Tables Go WYSIWYG in TableWorks
TidBITS-326 reviewed of several utilities for making Web-ready tables and talked a bit about why you’d want such a utility, but the issue was slightly too early to mention TableWorks 1.0r2, a WYSIWYG table editor from SoftTools. TableWorks strikes me as a promising young utility, and I recently spent some time playing with it, enjoying the exercise of creating a table without even thinking about HTML tags.
Upon launch, TableWorks offers an area to fill in the title of a Web page and a blank area where you create tables. You control TableWorks either through menus or keyboard shortcuts, and TableWorks offers a friendly face on a wide range of commands for creating tables.
You can set up cells that span more than one row or column, resize cells by dragging their edges, change the border width, set cell padding and cell spacing, and more. These visual changes show nicely onscreen, with far fewer display oddities than I’ve seen in other programs that attempt a visual table editing environment, programs such as Miracle Software’s World Wide Web Weaver and SoftQuad’s HoTMetaL Pro. TableWorks shows a good approximation of what your table will look like in Netscape 2.0, with nary an HTML tag in sight.

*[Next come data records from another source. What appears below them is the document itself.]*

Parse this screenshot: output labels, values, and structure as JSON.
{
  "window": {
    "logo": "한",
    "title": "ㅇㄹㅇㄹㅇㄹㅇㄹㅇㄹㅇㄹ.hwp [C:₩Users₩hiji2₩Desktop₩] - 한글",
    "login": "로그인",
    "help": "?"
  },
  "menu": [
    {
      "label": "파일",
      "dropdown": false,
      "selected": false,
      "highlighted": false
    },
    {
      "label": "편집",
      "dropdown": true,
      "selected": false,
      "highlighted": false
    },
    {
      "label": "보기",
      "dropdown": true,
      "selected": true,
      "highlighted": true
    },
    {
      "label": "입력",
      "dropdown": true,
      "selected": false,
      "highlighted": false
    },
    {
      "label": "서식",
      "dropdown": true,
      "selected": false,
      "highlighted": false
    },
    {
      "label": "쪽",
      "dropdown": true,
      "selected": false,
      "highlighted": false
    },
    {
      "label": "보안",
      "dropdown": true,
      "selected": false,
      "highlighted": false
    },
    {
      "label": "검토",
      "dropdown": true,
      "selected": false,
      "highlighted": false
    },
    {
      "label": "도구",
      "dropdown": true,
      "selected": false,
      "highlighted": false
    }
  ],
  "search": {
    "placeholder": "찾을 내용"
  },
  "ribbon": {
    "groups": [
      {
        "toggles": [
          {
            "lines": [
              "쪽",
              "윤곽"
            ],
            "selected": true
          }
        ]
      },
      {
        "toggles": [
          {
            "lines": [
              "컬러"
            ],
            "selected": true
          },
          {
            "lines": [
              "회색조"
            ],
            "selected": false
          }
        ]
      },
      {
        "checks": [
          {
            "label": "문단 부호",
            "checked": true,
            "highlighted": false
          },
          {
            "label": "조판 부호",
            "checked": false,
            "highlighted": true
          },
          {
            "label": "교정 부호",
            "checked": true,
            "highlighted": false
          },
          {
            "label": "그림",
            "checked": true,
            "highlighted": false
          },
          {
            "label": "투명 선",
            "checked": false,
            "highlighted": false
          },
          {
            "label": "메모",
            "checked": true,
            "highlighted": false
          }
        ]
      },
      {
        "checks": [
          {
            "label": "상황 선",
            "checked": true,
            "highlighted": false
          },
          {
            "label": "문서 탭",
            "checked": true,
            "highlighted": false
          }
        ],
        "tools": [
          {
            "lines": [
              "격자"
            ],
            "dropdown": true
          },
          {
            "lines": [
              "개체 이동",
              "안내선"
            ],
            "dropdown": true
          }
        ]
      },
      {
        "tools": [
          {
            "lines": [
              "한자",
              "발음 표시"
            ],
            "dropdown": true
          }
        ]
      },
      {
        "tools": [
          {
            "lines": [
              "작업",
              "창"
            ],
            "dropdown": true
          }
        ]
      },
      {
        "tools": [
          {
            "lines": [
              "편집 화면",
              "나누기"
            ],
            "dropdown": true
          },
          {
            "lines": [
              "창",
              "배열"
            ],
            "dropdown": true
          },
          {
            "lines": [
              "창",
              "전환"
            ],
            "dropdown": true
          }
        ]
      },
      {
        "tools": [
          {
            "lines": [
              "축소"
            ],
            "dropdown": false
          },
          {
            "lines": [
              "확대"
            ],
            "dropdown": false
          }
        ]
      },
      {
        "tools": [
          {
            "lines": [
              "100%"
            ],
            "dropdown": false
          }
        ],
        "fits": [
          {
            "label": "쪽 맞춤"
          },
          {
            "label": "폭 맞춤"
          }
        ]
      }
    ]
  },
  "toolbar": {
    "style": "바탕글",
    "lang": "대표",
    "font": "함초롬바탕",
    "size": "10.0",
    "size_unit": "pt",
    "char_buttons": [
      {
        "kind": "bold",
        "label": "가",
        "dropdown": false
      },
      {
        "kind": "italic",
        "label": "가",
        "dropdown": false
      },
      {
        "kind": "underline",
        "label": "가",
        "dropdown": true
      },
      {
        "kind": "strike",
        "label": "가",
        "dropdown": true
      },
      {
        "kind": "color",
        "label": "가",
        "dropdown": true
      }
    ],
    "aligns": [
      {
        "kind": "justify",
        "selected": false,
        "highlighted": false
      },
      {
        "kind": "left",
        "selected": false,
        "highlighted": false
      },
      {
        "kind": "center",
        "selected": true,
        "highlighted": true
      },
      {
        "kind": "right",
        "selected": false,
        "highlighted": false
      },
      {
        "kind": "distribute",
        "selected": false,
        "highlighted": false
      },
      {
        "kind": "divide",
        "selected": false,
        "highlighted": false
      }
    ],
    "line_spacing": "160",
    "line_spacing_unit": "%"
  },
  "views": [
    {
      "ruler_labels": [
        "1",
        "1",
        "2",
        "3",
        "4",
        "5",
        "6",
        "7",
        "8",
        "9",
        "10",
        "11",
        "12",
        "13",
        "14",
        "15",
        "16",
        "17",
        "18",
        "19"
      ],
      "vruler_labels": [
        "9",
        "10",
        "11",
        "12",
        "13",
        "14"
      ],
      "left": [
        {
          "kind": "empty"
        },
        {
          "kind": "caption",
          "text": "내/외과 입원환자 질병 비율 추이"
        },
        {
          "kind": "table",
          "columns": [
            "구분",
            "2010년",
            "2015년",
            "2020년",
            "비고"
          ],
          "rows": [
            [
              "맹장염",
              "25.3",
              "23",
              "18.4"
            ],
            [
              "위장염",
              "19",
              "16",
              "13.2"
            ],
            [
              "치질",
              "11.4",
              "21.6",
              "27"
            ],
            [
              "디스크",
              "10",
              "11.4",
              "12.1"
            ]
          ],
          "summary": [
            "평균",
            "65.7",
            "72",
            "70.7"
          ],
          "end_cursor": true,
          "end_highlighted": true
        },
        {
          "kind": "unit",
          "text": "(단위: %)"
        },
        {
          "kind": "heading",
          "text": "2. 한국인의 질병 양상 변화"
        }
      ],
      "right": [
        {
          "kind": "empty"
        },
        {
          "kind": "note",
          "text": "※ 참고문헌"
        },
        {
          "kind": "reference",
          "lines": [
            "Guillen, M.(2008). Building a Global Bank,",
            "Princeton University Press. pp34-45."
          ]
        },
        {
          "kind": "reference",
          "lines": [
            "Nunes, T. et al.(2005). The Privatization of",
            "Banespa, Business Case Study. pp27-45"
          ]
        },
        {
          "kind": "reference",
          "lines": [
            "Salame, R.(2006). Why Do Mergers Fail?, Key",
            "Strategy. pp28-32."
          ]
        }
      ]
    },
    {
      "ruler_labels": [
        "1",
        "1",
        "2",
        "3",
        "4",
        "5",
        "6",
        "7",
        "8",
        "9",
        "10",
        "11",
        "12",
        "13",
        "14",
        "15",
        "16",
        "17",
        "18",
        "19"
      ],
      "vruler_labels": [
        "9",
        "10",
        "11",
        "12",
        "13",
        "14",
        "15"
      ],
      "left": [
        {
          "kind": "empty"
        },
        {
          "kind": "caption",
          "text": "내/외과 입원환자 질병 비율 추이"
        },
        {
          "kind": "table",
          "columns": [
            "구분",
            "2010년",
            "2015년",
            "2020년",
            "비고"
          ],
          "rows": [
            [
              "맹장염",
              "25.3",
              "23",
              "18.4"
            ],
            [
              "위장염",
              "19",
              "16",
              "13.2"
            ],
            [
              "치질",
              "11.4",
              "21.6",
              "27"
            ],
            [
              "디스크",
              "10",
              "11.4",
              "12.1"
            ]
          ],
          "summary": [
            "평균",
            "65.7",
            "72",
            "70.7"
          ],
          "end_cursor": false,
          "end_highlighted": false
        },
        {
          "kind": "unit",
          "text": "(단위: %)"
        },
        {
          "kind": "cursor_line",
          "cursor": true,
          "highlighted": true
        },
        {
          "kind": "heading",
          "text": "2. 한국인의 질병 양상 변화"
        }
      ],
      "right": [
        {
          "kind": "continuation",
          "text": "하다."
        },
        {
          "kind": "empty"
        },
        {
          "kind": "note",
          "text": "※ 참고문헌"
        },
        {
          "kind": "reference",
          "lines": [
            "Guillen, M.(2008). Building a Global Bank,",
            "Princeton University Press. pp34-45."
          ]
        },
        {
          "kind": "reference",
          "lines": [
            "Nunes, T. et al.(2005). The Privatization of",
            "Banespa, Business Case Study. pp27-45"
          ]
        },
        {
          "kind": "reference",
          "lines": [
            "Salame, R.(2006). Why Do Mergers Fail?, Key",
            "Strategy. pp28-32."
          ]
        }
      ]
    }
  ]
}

TableWorks table cells can be either text cells or picture cells. A picture cell can contain only a graphic, and TableWorks provides a nice dialog for setting up the graphic. Such a graphic can also be set up to link to another URL. Text cells contain text. You can also make a text cell link to another URL, but the entire text of the cell must be part of the link.
TableWorks’ Save and Copy HTML features don’t turn on until after you register and pay the $39.95 registration fee ($54.95 in Canada). In my testing, TableWorks put out clean HTML, which you could easily paste into any HTML authoring program. Because TableWorks will appeal particularly to people using Adobe PageMill (a visual tool for creating Web pages), I should mention that you can paste into PageMill and simply format the resulting mass of HTML as Raw HTML. (PageMill 2.0 should offer table editing features, but its release may be slightly delayed from Adobe’s original projection of July.)
TableWorks comes with useful documentation, which – if you try TableWorks – I recommend you spend five or ten minutes reading. The documentation reads as if it were translated into English, but it is understandable and it conveys a friendly, helpful tone.
A somewhat personal problem that I ran into with TableWorks is that I know Word 5 extremely well, and I missed some of Word’s shortcuts for working quickly in tables, especially Option-clicking to select a column. Word also offers a number of ways to select rows, cells, and portions of cells, depending on specific locations and appearances of the pointer combined with clicks and double-clicks. I’m not suggesting that SoftTools should duplicate Word’s specific control mechanisms, but I did miss some of the subtle ways of selecting in a table that Word offers.
I’m pleased to see TableWorks because it provides one of the best visual tools currently available for making HTML tables. Even so, TableWorks feels very much like the 1.0 release that it is. For instance, selecting an entire table darkens the document margins, not the table; there’s no way to change the default font size from the rather small Times 12; and I’d like to see TableWorks add a smattering of basic formatting tags or the ability to enter HTML tags within the table. SoftTools plans to add an undo feature and to enable the Split Cell command in version 1.0.1.